### Assignment
Exact repetition of every entry is required.

### Extracted entries
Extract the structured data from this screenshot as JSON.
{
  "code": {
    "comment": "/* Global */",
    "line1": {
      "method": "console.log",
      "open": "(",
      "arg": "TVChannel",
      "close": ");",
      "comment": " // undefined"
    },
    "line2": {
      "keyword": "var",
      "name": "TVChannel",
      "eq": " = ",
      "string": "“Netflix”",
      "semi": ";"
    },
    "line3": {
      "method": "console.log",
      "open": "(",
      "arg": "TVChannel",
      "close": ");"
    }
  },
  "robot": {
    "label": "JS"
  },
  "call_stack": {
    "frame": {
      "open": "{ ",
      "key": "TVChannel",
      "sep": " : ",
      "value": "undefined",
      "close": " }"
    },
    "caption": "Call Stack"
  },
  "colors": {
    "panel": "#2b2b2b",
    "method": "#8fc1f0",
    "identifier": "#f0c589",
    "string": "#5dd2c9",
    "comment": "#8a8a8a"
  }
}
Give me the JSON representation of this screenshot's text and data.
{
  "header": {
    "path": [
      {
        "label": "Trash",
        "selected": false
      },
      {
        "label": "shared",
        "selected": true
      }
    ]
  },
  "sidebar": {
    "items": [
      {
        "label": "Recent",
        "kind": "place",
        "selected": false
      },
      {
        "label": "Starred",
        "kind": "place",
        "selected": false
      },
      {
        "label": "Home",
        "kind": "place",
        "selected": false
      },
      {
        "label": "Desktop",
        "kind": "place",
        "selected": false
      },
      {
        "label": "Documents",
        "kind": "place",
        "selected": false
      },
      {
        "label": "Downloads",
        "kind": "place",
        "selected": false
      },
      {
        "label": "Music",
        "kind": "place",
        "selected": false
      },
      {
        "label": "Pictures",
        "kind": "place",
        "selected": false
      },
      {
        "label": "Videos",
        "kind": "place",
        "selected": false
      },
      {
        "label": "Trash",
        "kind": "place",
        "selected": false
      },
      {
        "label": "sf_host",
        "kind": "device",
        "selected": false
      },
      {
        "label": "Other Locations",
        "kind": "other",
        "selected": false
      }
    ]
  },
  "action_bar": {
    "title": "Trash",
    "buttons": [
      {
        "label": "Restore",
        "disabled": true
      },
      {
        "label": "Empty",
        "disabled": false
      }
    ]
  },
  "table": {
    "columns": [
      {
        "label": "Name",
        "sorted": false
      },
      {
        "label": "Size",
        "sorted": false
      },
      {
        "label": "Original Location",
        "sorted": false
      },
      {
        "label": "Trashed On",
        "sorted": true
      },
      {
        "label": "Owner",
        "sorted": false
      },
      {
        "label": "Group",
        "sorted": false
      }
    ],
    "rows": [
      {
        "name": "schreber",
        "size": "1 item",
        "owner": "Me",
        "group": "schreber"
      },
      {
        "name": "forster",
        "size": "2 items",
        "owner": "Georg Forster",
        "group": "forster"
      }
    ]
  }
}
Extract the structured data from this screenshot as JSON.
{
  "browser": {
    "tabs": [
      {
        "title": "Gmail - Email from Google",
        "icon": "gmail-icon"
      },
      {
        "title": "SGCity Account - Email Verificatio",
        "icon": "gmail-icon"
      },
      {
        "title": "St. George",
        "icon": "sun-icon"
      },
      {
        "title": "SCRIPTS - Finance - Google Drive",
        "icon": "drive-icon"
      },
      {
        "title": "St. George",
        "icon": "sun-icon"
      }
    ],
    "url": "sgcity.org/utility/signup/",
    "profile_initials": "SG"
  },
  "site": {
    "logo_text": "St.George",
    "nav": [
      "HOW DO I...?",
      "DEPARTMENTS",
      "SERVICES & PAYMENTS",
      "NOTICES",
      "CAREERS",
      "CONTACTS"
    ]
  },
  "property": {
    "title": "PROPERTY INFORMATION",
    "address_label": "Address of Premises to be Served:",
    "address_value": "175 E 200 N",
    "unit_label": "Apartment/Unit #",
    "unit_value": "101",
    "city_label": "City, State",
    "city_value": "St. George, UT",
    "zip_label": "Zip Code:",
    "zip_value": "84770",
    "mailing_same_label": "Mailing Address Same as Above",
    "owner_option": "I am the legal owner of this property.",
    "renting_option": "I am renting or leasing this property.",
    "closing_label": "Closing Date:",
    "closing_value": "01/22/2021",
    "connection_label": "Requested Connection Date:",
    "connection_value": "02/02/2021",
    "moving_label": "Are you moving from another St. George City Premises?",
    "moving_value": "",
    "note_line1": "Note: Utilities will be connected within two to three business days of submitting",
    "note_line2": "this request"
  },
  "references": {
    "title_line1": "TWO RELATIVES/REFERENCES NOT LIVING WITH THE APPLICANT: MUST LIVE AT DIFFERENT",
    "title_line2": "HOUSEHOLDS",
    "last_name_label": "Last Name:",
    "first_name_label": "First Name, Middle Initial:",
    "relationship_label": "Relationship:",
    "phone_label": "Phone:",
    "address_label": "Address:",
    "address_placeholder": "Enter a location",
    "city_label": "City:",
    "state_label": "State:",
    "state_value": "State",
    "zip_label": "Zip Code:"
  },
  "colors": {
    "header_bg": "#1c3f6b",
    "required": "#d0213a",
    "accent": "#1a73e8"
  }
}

### Exercise output
Extract the structured data from this screenshot as JSON.
{
  "code": {
    "comment": "/* Global */",
    "line1": {
      "method": "console.log",
      "open": "(",
      "arg": "TVChannel",
      "close": ");",
      "comment": " // undefined"
    },
    "line2": {
      "keyword": "var",
      "name": "TVChannel",
      "eq": " = ",
      "string": "“Netflix”",
      "semi": ";"
    },
    "line3": {
      "method": "console.log",
      "open": "(",
      "arg": "TVChannel",
      "close": ");"
    }
  },
  "robot": {
    "label": "JS"
  },
  "call_stack": {
    "frame": {
      "open": "{ ",
      "key": "TVChannel",
      "sep": " : ",
      "value": "undefined",
      "close": " }"
    },
    "caption": "Call Stack"
  },
  "colors": {
    "panel": "#2b2b2b",
    "method": "#8fc1f0",
    "identifier": "#f0c589",
    "string": "#5dd2c9",
    "comment": "#8a8a8a"
  }
}
Give me the JSON representation of this screenshot's text and data.
{
  "header": {
    "path": [
      {
        "label": "Trash",
        "selected": false
      },
      {
        "label": "shared",
        "selected": true
      }
    ]
  },
  "sidebar": {
    "items": [
      {
        "label": "Recent",
        "kind": "place",
        "selected": false
      },
      {
        "label": "Starred",
        "kind": "place",
        "selected": false
      },
      {
        "label": "Home",
        "kind": "place",
        "selected": false
      },
      {
        "label": "Desktop",
        "kind": "place",
        "selected": false
      },
      {
        "label": "Documents",
        "kind": "place",
        "selected": false
      },
      {
        "label": "Downloads",
        "kind": "place",
        "selected": false
      },
      {
        "label": "Music",
        "kind": "place",
        "selected": false
      },
      {
        "label": "Pictures",
        "kind": "place",
        "selected": false
      },
      {
        "label": "Videos",
        "kind": "place",
        "selected": false
      },
      {
        "label": "Trash",
        "kind": "place",
        "selected": false
      },
      {
        "label": "sf_host",
        "kind": "device",
        "selected": false
      },
      {
        "label": "Other Locations",
        "kind": "other",
        "selected": false
      }
    ]
  },
  "action_bar": {
    "title": "Trash",
    "buttons": [
      {
        "label": "Restore",
        "disabled": true
      },
      {
        "label": "Empty",
        "disabled": false
      }
    ]
  },
  "table": {
    "columns": [
      {
        "label": "Name",
        "sorted": false
      },
      {
        "label": "Size",
        "sorted": false
      },
      {
        "label": "Original Location",
        "sorted": false
      },
      {
        "label": "Trashed On",
        "sorted": true
      },
      {
        "label": "Owner",
        "sorted": false
      },
      {
        "label": "Group",
        "sorted": false
      }
    ],
    "rows": [
      {
        "name": "schreber",
        "size": "1 item",
        "owner": "Me",
        "group": "schreber"
      },
      {
        "name": "forster",
        "size": "2 items",
        "owner": "Georg Forster",
        "group": "forster"
      }
    ]
  }
}
Extract the structured data from this screenshot as JSON.
{
  "browser": {
    "tabs": [
      {
        "title": "Gmail - Email from Google",
        "icon": "gmail-icon"
      },
      {
        "title": "SGCity Account - Email Verificatio",
        "icon": "gmail-icon"
      },
      {
        "title": "St. George",
        "icon": "sun-icon"
      },
      {
        "title": "SCRIPTS - Finance - Google Drive",
        "icon": "drive-icon"
      },
      {
        "title": "St. George",
        "icon": "sun-icon"
      }
    ],
    "url": "sgcity.org/utility/signup/",
    "profile_initials": "SG"
  },
  "site": {
    "logo_text": "St.George",
    "nav": [
      "HOW DO I...?",
      "DEPARTMENTS",
      "SERVICES & PAYMENTS",
      "NOTICES",
      "CAREERS",
      "CONTACTS"
    ]
  },
  "property": {
    "title": "PROPERTY INFORMATION",
    "address_label": "Address of Premises to be Served:",
    "address_value": "175 E 200 N",
    "unit_label": "Apartment/Unit #",
    "unit_value": "101",
    "city_label": "City, State",
    "city_value": "St. George, UT",
    "zip_label": "Zip Code:",
    "zip_value": "84770",
    "mailing_same_label": "Mailing Address Same as Above",
    "owner_option": "I am the legal owner of this property.",
    "renting_option": "I am renting or leasing this property.",
    "closing_label": "Closing Date:",
    "closing_value": "01/22/2021",
    "connection_label": "Requested Connection Date:",
    "connection_value": "02/02/2021",
    "moving_label": "Are you moving from another St. George City Premises?",
    "moving_value": "",
    "note_line1": "Note: Utilities will be connected within two to three business days of submitting",
    "note_line2": "this request"
  },
  "references": {
    "title_line1": "TWO RELATIVES/REFERENCES NOT LIVING WITH THE APPLICANT: MUST LIVE AT DIFFERENT",
    "title_line2": "HOUSEHOLDS",
    "last_name_label": "Last Name:",
    "first_name_label": "First Name, Middle Initial:",
    "relationship_label": "Relationship:",
    "phone_label": "Phone:",
    "address_label": "Address:",
    "address_placeholder": "Enter a location",
    "city_label": "City:",
    "state_label": "State:",
    "state_value": "State",
    "zip_label": "Zip Code:"
  },
  "colors": {
    "header_bg": "#1c3f6b",
    "required": "#d0213a",
    "accent": "#1a73e8"
  }
}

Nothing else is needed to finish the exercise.